▶ _Information given_
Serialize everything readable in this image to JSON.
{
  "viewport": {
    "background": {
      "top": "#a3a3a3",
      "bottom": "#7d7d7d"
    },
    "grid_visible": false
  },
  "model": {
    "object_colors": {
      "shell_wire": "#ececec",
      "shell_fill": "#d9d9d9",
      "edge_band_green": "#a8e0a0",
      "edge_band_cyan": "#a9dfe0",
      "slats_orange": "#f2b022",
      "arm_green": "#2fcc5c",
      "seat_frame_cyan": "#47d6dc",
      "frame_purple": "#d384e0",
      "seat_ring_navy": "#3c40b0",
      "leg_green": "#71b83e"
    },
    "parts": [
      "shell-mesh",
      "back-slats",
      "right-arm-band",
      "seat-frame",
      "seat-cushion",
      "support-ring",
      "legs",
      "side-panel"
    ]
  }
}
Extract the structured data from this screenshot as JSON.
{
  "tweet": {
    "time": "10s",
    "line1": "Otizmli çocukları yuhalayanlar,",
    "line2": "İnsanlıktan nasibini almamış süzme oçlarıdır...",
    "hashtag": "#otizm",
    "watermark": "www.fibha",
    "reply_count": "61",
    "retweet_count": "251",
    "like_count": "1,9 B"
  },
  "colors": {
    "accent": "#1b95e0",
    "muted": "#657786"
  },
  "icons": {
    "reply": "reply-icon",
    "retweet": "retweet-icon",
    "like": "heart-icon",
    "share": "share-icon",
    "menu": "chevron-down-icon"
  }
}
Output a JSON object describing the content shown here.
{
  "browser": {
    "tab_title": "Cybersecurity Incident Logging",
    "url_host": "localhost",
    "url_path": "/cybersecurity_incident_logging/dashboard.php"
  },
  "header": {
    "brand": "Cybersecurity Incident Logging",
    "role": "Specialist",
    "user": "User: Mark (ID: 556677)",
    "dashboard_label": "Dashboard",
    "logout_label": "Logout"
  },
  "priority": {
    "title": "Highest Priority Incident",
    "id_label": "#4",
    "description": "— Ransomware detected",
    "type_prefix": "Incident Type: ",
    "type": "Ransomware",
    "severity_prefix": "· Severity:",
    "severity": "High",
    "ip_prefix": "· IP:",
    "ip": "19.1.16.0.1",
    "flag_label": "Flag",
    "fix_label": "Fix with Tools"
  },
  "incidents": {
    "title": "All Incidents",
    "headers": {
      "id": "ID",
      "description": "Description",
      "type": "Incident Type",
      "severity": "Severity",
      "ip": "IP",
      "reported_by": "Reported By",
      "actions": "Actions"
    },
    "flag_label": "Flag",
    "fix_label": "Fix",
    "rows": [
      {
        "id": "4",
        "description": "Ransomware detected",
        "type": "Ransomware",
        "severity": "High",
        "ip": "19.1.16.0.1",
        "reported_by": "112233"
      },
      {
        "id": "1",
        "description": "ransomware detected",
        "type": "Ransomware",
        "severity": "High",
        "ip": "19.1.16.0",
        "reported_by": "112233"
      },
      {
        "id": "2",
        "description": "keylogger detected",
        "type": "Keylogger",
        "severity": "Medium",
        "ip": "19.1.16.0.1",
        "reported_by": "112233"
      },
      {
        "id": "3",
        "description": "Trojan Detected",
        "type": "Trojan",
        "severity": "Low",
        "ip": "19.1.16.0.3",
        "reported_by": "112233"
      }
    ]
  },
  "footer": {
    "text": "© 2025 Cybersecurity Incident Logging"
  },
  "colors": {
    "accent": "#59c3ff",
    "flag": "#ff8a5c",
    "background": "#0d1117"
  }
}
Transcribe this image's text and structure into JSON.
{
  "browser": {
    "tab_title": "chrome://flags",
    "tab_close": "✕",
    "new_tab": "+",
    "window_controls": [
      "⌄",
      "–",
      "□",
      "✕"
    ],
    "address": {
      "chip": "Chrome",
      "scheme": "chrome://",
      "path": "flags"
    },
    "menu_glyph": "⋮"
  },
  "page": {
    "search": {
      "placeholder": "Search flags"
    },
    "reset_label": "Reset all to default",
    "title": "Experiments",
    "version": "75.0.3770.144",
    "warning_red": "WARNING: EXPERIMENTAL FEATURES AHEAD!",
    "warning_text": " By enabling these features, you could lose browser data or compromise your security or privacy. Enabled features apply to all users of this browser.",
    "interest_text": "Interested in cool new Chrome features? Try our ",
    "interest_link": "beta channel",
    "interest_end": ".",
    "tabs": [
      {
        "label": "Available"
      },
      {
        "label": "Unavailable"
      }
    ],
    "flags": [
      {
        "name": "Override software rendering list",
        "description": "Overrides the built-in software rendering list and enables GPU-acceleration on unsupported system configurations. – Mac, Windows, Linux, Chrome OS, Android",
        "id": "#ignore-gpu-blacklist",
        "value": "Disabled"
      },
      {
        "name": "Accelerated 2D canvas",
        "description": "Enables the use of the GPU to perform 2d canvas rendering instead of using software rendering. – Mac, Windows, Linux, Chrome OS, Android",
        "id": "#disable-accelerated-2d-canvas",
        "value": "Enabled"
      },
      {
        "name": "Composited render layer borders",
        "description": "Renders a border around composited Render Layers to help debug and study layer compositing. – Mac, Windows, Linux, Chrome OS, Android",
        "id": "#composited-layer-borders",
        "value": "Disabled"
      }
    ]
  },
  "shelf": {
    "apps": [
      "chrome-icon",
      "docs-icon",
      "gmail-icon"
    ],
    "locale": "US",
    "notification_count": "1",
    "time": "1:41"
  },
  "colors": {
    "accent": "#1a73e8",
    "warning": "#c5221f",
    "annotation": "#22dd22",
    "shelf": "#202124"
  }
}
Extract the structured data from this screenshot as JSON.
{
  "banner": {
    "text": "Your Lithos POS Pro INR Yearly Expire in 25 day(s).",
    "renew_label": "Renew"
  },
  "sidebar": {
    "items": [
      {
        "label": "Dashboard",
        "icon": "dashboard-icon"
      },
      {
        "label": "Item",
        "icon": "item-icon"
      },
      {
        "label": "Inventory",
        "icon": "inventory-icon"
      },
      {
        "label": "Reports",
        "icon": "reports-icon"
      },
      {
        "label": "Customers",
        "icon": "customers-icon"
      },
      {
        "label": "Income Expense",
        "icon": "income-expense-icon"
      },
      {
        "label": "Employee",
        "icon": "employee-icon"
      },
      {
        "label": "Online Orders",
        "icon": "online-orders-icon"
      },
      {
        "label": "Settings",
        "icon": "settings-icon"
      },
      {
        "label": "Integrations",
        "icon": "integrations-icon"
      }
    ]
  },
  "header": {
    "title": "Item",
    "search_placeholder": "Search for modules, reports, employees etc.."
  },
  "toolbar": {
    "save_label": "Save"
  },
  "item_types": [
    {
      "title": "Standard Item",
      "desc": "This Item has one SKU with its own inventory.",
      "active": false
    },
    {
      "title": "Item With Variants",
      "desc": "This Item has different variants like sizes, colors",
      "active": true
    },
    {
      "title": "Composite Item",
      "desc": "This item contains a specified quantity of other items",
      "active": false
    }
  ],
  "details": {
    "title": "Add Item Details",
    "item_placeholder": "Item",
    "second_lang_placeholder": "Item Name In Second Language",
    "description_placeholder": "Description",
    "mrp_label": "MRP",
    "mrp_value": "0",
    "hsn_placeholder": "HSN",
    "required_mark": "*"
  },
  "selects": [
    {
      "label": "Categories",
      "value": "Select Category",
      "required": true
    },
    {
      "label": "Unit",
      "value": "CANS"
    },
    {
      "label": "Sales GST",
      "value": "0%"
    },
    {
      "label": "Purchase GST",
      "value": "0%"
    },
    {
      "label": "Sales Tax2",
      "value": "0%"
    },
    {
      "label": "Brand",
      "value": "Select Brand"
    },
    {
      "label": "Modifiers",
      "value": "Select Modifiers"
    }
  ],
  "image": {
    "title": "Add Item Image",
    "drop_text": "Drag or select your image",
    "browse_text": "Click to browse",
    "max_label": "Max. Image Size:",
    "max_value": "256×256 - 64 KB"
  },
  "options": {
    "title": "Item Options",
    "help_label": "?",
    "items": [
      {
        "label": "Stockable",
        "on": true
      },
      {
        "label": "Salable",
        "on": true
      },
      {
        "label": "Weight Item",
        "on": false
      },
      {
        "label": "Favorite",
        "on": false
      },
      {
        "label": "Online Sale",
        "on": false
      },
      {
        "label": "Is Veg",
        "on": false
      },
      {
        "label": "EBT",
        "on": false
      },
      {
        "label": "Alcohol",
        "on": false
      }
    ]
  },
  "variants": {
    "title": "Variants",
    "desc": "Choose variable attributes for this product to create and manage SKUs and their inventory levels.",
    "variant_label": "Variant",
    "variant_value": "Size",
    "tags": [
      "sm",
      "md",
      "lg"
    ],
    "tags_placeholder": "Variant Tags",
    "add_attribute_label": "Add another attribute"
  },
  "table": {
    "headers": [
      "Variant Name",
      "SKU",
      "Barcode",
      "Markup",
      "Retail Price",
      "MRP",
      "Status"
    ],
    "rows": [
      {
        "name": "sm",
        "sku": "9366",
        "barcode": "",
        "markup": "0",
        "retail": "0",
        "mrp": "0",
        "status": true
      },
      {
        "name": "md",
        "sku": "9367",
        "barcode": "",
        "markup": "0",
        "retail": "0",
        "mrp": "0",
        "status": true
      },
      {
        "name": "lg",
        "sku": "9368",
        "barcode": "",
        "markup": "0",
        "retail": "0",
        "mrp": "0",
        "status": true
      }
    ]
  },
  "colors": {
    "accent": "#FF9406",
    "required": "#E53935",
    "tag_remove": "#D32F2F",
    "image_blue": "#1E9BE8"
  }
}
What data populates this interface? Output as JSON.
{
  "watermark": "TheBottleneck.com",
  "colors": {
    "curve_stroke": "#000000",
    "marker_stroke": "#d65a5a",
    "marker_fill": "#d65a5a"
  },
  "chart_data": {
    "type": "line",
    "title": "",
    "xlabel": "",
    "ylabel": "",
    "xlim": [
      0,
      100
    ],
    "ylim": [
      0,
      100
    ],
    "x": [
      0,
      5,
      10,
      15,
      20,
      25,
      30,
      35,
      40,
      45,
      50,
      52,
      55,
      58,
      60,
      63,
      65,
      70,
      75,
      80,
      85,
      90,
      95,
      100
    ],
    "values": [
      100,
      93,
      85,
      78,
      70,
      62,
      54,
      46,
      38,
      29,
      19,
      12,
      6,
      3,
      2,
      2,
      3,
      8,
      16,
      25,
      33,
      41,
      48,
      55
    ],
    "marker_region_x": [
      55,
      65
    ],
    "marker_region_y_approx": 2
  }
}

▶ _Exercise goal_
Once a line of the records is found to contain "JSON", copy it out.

▶ _Answer_
Serialize everything readable in this image to JSON.
Extract the structured data from this screenshot as JSON.
Output a JSON object describing the content shown here.
Transcribe this image's text and structure into JSON.
Extract the structured data from this screenshot as JSON.
What data populates this interface? Output as JSON.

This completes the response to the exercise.